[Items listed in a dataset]
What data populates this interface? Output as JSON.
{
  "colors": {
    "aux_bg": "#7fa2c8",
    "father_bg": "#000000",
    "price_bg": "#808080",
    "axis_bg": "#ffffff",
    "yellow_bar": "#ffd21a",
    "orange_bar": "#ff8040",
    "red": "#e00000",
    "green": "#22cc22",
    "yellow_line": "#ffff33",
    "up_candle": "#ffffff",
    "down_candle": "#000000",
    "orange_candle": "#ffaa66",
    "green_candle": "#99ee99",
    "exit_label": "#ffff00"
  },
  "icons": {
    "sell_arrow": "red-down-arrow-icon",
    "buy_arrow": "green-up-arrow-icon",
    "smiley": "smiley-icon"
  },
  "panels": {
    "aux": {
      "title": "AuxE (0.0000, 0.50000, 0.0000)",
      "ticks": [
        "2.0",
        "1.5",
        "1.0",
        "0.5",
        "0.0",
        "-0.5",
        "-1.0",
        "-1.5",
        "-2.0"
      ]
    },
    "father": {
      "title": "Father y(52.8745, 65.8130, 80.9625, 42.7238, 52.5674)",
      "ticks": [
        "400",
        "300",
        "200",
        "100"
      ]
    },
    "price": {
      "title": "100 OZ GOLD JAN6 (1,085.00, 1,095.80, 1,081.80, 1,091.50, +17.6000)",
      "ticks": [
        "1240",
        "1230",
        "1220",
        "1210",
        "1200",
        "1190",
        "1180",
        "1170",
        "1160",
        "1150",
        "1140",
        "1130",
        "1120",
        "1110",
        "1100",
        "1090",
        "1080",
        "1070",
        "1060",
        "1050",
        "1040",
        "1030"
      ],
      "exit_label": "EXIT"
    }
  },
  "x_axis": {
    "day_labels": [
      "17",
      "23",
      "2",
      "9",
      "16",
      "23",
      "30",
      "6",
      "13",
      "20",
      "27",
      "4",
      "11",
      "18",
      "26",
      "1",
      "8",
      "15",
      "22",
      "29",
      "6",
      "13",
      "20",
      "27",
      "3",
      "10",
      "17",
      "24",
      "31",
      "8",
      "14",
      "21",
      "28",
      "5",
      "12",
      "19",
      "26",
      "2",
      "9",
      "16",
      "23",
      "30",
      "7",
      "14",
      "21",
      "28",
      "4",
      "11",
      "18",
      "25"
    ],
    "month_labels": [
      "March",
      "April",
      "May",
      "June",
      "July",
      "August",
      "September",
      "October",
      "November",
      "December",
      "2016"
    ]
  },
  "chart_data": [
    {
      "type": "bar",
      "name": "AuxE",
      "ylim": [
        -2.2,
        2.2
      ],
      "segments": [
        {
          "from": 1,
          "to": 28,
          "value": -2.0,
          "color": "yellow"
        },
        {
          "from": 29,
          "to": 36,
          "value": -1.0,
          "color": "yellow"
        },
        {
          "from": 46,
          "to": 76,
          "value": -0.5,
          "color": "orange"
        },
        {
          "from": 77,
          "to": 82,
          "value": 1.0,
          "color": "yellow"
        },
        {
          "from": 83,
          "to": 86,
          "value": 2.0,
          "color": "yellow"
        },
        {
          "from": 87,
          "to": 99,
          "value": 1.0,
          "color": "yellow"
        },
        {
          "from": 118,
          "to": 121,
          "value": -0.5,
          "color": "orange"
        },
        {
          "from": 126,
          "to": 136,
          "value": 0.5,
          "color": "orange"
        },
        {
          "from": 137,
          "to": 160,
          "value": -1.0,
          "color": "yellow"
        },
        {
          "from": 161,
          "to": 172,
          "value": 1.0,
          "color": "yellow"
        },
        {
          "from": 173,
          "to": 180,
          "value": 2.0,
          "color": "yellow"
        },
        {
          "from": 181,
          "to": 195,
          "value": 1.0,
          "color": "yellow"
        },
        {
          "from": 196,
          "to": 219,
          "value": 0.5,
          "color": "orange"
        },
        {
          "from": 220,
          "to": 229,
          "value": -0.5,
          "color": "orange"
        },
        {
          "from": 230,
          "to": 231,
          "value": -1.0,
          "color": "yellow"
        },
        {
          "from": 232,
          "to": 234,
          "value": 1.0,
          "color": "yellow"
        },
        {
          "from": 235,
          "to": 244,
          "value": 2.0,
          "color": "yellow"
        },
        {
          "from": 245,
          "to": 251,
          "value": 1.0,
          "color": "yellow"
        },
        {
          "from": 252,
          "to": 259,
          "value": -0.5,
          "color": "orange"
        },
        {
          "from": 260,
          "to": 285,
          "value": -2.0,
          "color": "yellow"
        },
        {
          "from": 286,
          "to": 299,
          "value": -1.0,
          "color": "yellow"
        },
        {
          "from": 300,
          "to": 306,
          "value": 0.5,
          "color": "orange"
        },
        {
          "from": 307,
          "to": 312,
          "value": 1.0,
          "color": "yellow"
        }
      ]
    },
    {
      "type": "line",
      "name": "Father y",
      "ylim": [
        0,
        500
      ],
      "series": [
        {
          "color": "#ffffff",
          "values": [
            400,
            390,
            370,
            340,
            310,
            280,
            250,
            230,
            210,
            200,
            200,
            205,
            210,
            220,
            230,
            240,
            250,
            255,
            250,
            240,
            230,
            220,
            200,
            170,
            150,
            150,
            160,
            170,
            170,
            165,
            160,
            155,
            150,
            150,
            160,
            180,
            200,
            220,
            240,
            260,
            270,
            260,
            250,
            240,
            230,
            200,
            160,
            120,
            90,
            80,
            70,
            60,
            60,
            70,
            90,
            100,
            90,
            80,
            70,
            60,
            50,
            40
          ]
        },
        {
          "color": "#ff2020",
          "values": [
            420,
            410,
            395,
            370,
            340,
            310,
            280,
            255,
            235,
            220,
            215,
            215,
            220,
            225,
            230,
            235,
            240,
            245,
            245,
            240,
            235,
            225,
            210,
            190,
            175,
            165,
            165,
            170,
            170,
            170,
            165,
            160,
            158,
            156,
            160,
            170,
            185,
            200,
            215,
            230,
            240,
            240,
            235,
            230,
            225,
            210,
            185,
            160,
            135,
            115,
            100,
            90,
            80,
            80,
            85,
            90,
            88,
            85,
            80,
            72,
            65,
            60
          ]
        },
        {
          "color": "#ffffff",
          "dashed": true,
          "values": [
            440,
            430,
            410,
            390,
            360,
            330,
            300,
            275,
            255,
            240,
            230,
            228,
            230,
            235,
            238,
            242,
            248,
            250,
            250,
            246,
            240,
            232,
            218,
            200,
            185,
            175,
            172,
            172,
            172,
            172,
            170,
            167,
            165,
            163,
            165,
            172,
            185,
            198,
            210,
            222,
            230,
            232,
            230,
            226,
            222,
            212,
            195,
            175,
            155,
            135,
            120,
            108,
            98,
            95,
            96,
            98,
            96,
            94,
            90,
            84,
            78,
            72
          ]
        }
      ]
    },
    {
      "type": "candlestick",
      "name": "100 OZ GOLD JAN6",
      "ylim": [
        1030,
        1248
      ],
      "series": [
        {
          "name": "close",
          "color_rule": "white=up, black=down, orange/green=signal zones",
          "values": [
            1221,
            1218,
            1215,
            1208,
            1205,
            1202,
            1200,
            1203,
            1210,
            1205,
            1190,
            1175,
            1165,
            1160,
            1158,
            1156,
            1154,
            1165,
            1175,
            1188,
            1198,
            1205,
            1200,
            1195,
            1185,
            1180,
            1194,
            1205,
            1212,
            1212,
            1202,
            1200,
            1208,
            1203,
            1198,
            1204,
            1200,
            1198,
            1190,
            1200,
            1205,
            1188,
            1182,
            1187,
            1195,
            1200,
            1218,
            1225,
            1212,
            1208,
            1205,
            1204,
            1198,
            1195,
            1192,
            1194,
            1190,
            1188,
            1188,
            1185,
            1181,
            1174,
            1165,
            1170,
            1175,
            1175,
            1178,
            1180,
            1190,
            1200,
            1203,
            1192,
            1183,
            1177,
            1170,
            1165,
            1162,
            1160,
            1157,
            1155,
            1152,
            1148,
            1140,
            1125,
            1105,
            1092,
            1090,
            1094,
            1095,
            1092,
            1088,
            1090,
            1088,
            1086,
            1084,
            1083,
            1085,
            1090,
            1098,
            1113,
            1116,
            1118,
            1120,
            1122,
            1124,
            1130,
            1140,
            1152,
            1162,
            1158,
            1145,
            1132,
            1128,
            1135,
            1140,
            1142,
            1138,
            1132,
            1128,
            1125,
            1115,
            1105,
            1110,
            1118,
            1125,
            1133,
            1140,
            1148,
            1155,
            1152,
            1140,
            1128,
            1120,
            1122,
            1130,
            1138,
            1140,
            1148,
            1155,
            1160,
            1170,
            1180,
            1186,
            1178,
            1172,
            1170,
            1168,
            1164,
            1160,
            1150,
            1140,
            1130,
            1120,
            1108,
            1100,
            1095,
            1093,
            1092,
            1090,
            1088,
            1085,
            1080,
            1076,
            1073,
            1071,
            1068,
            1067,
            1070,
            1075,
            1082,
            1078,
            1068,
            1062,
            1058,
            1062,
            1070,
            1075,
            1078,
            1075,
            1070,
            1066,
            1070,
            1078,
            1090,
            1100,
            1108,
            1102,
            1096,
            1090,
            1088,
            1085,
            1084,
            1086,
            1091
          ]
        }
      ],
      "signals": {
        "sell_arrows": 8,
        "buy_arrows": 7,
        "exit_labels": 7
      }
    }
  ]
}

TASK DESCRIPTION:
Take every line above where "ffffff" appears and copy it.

COMPLETED EXERCISE:
    "axis_bg": "#ffffff",
    "up_candle": "#ffffff",
          "color": "#ffffff",
          "color": "#ffffff",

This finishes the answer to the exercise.